▸ ASSIGNED TASK: Although the records contain pictures, repeat only the text of every line exactly.

[Entries from a dataset of interfaces]

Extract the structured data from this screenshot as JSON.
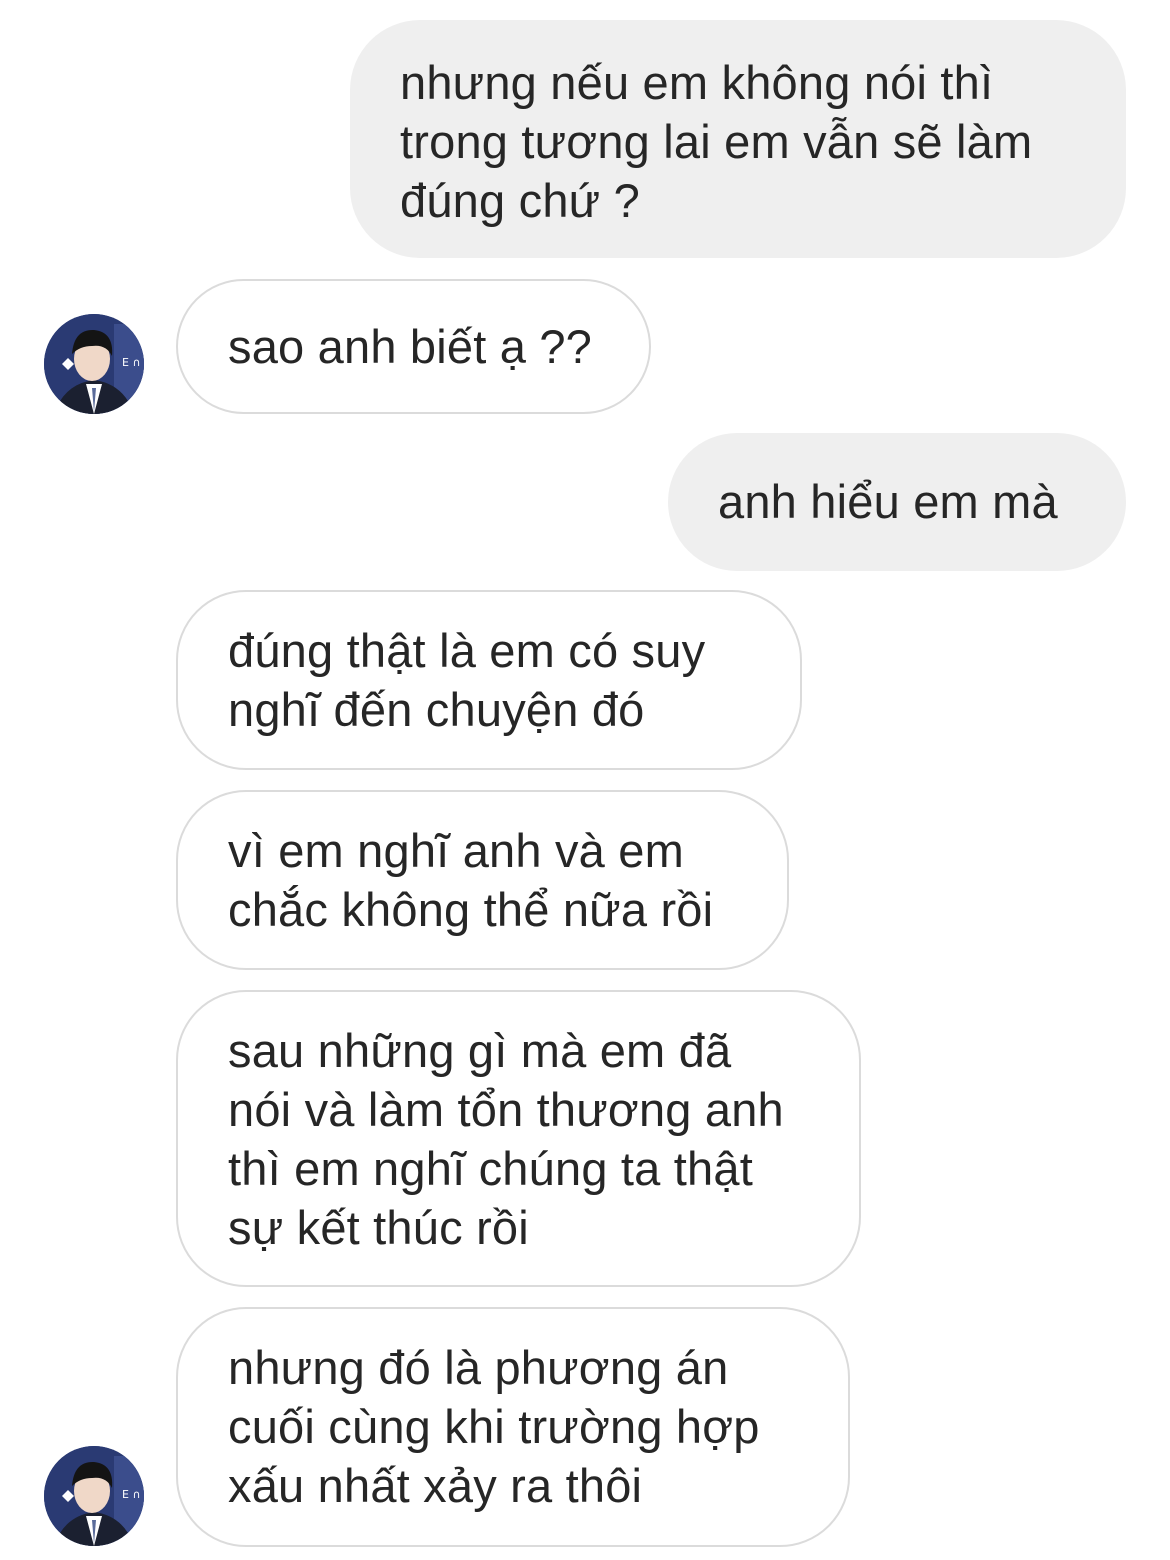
{
  "conversation": {
    "messages": [
      {
        "side": "sent",
        "text": "nhưng nếu em không nói thì\ntrong tương lai em vẫn sẽ làm\nđúng chứ ?"
      },
      {
        "side": "received",
        "text": "sao anh biết ạ ??"
      },
      {
        "side": "sent",
        "text": "anh hiểu em mà"
      },
      {
        "side": "received",
        "text": "đúng thật là em có suy\nnghĩ đến chuyện đó"
      },
      {
        "side": "received",
        "text": "vì em nghĩ anh và em\nchắc không thể nữa rồi"
      },
      {
        "side": "received",
        "text": "sau những gì mà em đã\nnói và làm tổn thương anh\nthì em nghĩ chúng ta thật\nsự kết thúc rồi"
      },
      {
        "side": "received",
        "text": "nhưng đó là phương án\ncuối cùng khi trường hợp\nxấu nhất xảy ra thôi"
      }
    ],
    "avatar": {
      "icon": "profile-photo-avatar",
      "badge_text": "E ∩"
    }
  },
  "colors": {
    "sent_bubble": "#efefef",
    "received_border": "#dbdbdb",
    "text": "#262626",
    "avatar_bg": "#2a3a73"
  }
}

▸ ANSWER SECTION:
Extract the structured data from this screenshot as JSON.
{
  "conversation": {
    "messages": [
      {
        "side": "sent",
        "text": "nhưng nếu em không nói thì\ntrong tương lai em vẫn sẽ làm\nđúng chứ ?"
      },
      {
        "side": "received",
        "text": "sao anh biết ạ ??"
      },
      {
        "side": "sent",
        "text": "anh hiểu em mà"
      },
      {
        "side": "received",
        "text": "đúng thật là em có suy\nnghĩ đến chuyện đó"
      },
      {
        "side": "received",
        "text": "vì em nghĩ anh và em\nchắc không thể nữa rồi"
      },
      {
        "side": "received",
        "text": "sau những gì mà em đã\nnói và làm tổn thương anh\nthì em nghĩ chúng ta thật\nsự kết thúc rồi"
      },
      {
        "side": "received",
        "text": "nhưng đó là phương án\ncuối cùng khi trường hợp\nxấu nhất xảy ra thôi"
      }
    ],
    "avatar": {
      "icon": "profile-photo-avatar",
      "badge_text": "E ∩"
    }
  },
  "colors": {
    "sent_bubble": "#efefef",
    "received_border": "#dbdbdb",
    "text": "#262626",
    "avatar_bg": "#2a3a73"
  }
}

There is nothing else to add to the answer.